Back to LA.  I was really struck by the amount of gluten free foods. Almost every meal had a gluten free option.  There must be a Coeliac epidemic in LA, or, if not that, an overwhelming preponderance of gluten sensitivity.  Maybe there is something in the water……….. Strangely, the few I met that I knew well enough to ask without offending, if they had been tested, all said no.

Self-diagnosis can be a tricky experiment and give wildly inaccurate results. It is estimated that only 10% of all those who go gluten free have Coeliacs’s disease.

Coeliac is a hereditary autoimmune disease with potentially serious consequences, such as Type 1 diabetes, MS and some intestinal cancers to name a few, so it is imperative Coeliac ‘s stick to a gluten free diet. Then there is gluten sensitivity, much more common and definitely a real condition where people can experience extremely unpleasant symptoms such as depression, abdominal pain, bloating and diarrhoea if they eat gluten, so they also need to avoid it.

My concern with the gluten free bandwagon is that too many who cut out gluten seem blissfully and dangerously unaware of the necessary vitamins they are depriving their bodies of, and that they may well need to boost with other foods.  So, below are my top vitamin boosting recommendations to living the healthiest life if you are gluten free.

B6 – needed to fight infections, found in chickpeas, tuna, salmon, chicken breast and turkey.

Folate – Another B vitamin, need for cell growth. Think green to boost your folate levels: spinach, asparagus and brussels sprouts all are high in the nutrient, as are green peas and broccoli. If you eat 10 spears of asparagus or two-thirds of a cup of boiled spinach, you’ll be more than halfway to your daily folate goal.

Vitamin D – sunshine vitamin. Studies have shown that people with Coeliac’s or gluten intolernance are often very deficient in this vitamin.  Few foods naturally contain much vitamin D, but there are exceptions including cold water fish like swordfish and sockeye salmon, which contain substantial amounts. An egg yolk contains about 10% of the vitamin D you need each day. If you consume dairy products, you can look for products fortified with vitamin D.

Calcium – Bone strength. Like vitamin D, calcium is found in dairy products, milk, cheese, yogurt etc, be careful though if you are lactose intolerant. If you are, look for tofu or canned fish with bones. Some orange juice brands also contain added calcium (as with vitamin D-fortified products, just make sure to buy only gluten free).

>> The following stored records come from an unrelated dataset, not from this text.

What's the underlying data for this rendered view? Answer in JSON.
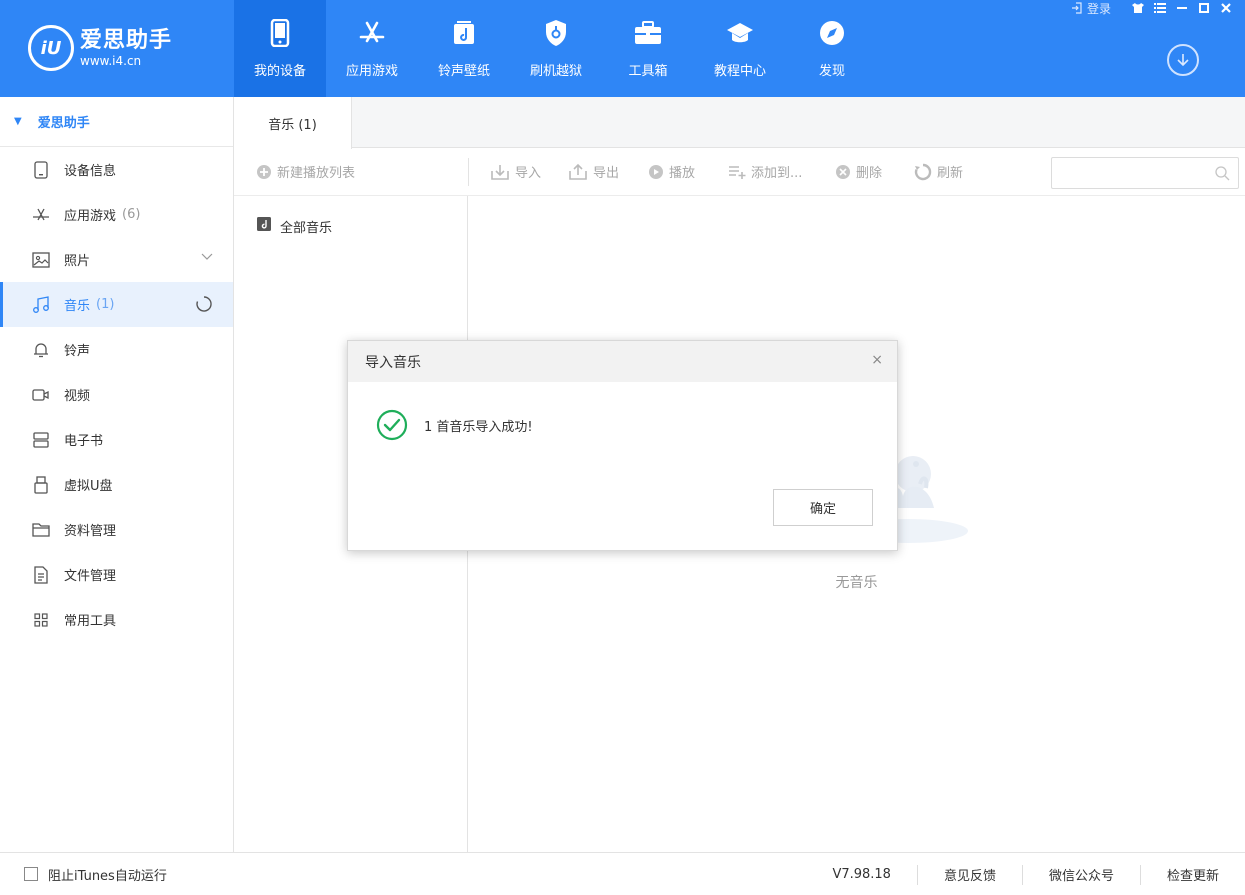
{
  "app": {
    "logo_mark": "iU",
    "name": "爱思助手",
    "url": "www.i4.cn"
  },
  "topbar": {
    "login_label": "登录"
  },
  "nav": {
    "items": [
      {
        "label": "我的设备",
        "icon": "phone-icon"
      },
      {
        "label": "应用游戏",
        "icon": "app-store-icon"
      },
      {
        "label": "铃声壁纸",
        "icon": "music-note-icon"
      },
      {
        "label": "刷机越狱",
        "icon": "shield-icon"
      },
      {
        "label": "工具箱",
        "icon": "toolbox-icon"
      },
      {
        "label": "教程中心",
        "icon": "graduation-cap-icon"
      },
      {
        "label": "发现",
        "icon": "compass-icon"
      }
    ],
    "active_index": 0
  },
  "sidebar": {
    "root_label": "爱思助手",
    "items": [
      {
        "label": "设备信息",
        "count": ""
      },
      {
        "label": "应用游戏",
        "count": "(6)"
      },
      {
        "label": "照片",
        "count": ""
      },
      {
        "label": "音乐",
        "count": "(1)"
      },
      {
        "label": "铃声",
        "count": ""
      },
      {
        "label": "视频",
        "count": ""
      },
      {
        "label": "电子书",
        "count": ""
      },
      {
        "label": "虚拟U盘",
        "count": ""
      },
      {
        "label": "资料管理",
        "count": ""
      },
      {
        "label": "文件管理",
        "count": ""
      },
      {
        "label": "常用工具",
        "count": ""
      }
    ],
    "active_index": 3
  },
  "tabs": {
    "music_tab": "音乐 (1)"
  },
  "toolbar": {
    "new_playlist": "新建播放列表",
    "import": "导入",
    "export": "导出",
    "play": "播放",
    "add_to": "添加到...",
    "delete": "删除",
    "refresh": "刷新",
    "search_placeholder": ""
  },
  "playlist": {
    "all_music": "全部音乐"
  },
  "content": {
    "empty_text": "无音乐"
  },
  "dialog": {
    "title": "导入音乐",
    "close": "×",
    "message": "1 首音乐导入成功!",
    "ok": "确定"
  },
  "footer": {
    "block_itunes": "阻止iTunes自动运行",
    "version": "V7.98.18",
    "feedback": "意见反馈",
    "wechat": "微信公众号",
    "check_update": "检查更新"
  },
  "colors": {
    "brand": "#2f86f6",
    "success": "#1fae5a"
  }
}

Iron – Oxygen carrier. Anaemia is a common symptom of Coeliac disease, so those who suffer from it need to be more careful than average to get enough iron, either through their diets or through supplements. People who don’t have Coeliac but who are following the gluten-free diet also need to be careful. Iron is easy to get if you eat meat: beef and turkey contain plenty. Oysters also are high in iron, and tuna contains some iron. If you follow a gluten-free vegetarian diet, you can obtain iron from soybeans and legumes.

Vitamin B12 – Fight fatigue. Vitamin B12 helps maintain your nerve and blood cells, and those who are particularly deficient in B12 can find themselves fighting constant fatigue. Meat, fish and dairy products tend to be the best sources of vitamin B12, so vegetarians and vegans often are more deficient. A meal-sized portion (4 oz. or more) of salmon or trout will provide 100% of your recommended daily intake, while 6 oz. of beef will give you half of what you need. A cup of milk or an ounce of hard cheese will provide about 15% of your vitamin B12 requirements.

So, please, before you decide to exclude any food group, do check what else you will be removing from your diet. Make sure that you are not missing out on any other vital vitamins or minerals. If you are, your health will suffer in ways you may not be expecting.